What is being asked
The answer should consist of every line in the material below that has the word "GLPI".
Segment Open
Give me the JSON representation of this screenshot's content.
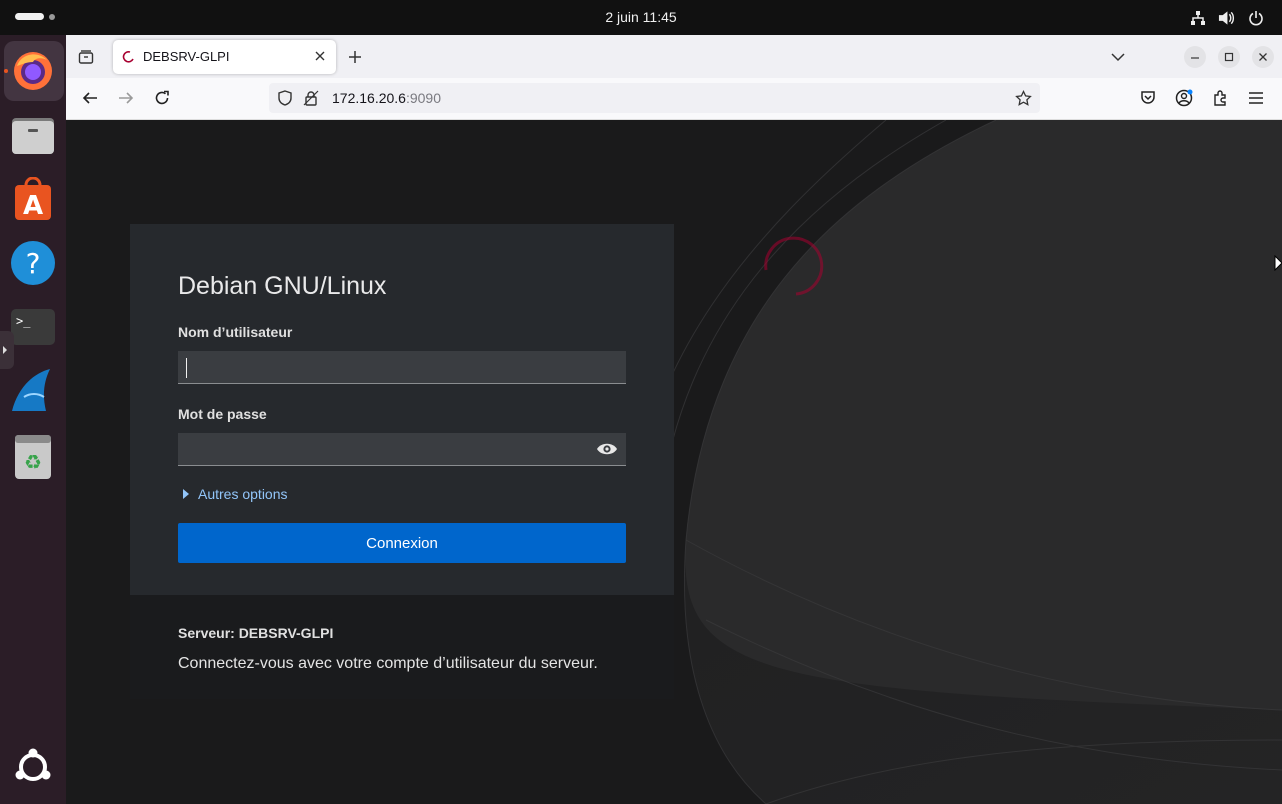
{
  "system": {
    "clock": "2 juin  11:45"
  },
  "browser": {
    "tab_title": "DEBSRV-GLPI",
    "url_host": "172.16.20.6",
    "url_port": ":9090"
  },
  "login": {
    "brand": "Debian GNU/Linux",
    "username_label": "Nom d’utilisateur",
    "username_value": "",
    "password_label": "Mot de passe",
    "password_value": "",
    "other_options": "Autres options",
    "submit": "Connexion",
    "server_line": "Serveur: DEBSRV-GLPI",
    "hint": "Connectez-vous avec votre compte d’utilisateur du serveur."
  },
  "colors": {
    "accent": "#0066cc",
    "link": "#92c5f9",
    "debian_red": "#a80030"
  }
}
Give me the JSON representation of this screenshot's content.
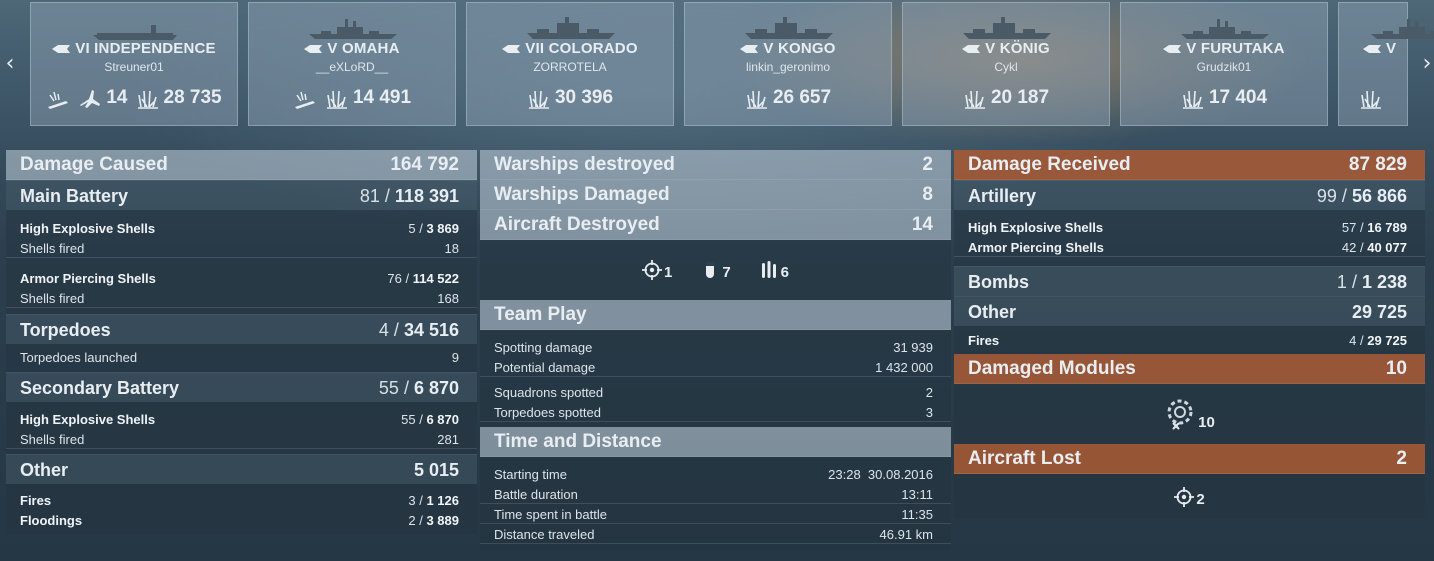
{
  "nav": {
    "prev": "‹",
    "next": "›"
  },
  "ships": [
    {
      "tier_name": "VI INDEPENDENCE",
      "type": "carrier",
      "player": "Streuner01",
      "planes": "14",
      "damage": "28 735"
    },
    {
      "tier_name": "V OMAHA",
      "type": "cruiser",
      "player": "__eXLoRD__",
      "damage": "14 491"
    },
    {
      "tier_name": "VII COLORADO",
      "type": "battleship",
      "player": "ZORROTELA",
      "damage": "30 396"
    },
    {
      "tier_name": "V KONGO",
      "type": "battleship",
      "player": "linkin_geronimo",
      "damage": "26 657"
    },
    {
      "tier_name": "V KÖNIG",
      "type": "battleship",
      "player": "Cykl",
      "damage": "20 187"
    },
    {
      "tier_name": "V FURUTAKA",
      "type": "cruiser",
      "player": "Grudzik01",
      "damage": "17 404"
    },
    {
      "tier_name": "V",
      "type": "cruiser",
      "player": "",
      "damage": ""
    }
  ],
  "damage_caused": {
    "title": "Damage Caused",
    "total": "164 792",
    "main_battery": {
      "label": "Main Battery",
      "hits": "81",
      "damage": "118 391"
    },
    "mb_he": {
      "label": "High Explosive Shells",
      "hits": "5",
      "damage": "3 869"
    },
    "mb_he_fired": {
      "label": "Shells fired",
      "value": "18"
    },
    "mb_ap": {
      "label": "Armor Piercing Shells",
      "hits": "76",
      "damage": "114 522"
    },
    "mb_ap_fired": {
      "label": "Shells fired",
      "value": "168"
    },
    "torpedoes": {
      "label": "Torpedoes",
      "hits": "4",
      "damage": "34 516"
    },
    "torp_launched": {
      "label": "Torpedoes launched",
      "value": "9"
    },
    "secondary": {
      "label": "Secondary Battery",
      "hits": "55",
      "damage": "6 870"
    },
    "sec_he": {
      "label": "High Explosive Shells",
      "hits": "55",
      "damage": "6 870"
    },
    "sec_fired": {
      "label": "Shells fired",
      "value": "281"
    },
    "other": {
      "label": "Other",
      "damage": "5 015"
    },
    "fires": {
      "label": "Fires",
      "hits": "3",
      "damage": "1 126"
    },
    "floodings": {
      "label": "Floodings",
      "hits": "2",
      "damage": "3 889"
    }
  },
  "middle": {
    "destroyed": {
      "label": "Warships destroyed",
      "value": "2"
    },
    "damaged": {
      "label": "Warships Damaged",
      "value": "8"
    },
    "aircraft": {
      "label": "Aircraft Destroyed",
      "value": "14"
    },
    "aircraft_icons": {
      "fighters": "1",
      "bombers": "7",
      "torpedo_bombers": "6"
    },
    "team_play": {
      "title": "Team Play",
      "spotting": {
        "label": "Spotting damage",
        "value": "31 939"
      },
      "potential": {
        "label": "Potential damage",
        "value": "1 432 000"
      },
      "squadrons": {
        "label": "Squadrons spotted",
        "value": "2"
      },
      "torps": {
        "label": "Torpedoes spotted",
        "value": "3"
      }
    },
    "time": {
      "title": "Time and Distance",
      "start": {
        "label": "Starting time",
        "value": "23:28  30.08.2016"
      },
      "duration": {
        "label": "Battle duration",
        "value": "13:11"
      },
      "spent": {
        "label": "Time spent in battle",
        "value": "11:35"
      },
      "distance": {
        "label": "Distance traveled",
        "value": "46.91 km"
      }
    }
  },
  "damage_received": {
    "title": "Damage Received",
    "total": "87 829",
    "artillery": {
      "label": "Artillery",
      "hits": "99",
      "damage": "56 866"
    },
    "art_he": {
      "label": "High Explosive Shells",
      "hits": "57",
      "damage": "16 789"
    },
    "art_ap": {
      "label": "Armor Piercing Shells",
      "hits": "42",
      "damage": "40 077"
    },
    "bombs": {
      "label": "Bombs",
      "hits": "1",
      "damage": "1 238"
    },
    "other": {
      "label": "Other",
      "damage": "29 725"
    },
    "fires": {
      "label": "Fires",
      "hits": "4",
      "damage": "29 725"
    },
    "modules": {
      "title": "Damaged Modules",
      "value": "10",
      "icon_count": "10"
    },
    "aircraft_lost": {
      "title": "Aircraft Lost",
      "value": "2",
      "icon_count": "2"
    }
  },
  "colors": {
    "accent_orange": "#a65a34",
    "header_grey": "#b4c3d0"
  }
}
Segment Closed
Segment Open
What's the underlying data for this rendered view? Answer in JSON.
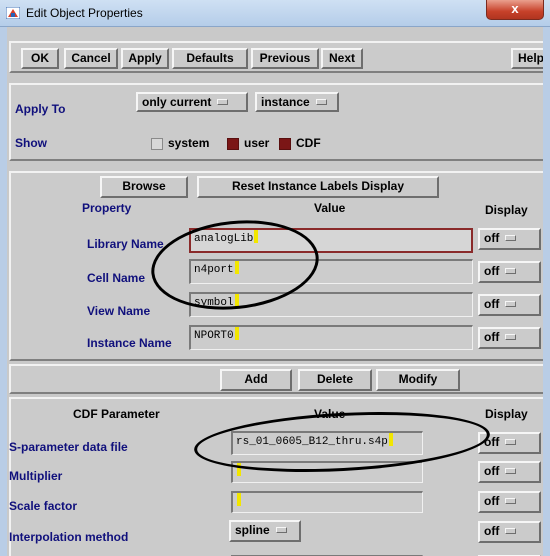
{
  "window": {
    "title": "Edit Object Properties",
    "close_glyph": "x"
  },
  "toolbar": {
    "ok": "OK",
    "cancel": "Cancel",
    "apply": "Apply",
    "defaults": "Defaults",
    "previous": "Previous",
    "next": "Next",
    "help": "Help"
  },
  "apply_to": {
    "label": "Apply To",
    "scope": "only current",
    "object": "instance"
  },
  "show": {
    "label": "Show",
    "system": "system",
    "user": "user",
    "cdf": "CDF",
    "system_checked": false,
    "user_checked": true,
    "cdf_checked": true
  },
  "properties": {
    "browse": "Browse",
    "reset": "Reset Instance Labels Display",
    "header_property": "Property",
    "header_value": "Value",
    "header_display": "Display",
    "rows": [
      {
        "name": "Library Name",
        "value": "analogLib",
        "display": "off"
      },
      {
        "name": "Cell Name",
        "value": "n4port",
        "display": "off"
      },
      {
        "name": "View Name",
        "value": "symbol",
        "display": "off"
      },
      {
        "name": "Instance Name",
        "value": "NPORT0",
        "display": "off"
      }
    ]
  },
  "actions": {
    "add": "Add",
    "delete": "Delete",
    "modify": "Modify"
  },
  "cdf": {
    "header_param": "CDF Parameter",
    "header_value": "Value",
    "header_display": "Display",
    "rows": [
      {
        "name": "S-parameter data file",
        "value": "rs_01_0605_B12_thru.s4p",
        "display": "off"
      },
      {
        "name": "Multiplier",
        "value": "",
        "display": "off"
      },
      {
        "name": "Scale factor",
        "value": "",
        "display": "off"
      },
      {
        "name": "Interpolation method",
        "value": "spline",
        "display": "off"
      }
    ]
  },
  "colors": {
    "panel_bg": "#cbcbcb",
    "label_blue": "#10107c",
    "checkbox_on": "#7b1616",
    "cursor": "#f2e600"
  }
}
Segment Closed
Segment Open
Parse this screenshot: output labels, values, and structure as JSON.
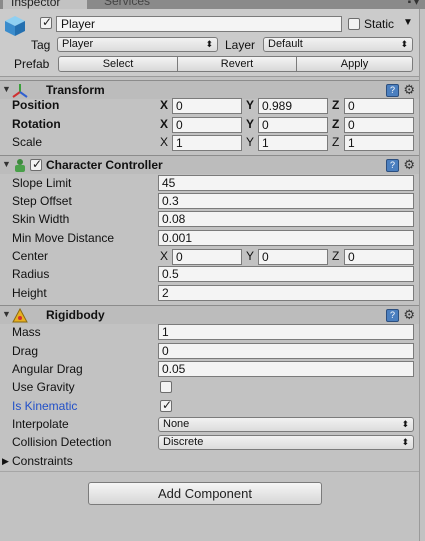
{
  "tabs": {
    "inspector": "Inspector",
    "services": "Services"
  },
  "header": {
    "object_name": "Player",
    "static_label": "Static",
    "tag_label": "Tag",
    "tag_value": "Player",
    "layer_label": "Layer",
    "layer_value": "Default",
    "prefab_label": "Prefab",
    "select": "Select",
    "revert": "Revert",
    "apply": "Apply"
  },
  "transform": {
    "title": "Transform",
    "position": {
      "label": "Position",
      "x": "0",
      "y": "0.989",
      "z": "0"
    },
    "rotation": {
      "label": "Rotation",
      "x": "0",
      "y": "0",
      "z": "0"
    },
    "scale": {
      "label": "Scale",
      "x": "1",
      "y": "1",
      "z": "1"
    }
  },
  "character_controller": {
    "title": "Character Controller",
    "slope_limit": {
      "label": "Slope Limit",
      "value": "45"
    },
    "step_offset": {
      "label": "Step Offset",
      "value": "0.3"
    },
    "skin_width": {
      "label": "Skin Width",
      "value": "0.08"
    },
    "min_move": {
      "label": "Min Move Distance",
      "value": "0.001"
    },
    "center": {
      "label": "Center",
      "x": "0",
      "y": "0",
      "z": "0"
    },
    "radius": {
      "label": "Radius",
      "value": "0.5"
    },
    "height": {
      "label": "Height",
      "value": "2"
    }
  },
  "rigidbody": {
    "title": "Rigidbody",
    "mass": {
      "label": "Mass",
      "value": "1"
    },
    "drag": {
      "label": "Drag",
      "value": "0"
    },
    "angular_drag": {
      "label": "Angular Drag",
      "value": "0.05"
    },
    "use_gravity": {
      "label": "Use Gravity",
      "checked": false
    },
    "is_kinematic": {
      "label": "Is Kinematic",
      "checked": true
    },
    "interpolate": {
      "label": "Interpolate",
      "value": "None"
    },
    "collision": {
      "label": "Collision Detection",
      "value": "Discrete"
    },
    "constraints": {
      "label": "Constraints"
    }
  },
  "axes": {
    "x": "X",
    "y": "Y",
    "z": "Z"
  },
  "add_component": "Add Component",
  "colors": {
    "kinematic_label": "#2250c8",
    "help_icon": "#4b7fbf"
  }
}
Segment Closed
Answer for this exercise
    "tab_title": "DEBSRV-GLPI",
    "server_line": "Serveur: DEBSRV-GLPI",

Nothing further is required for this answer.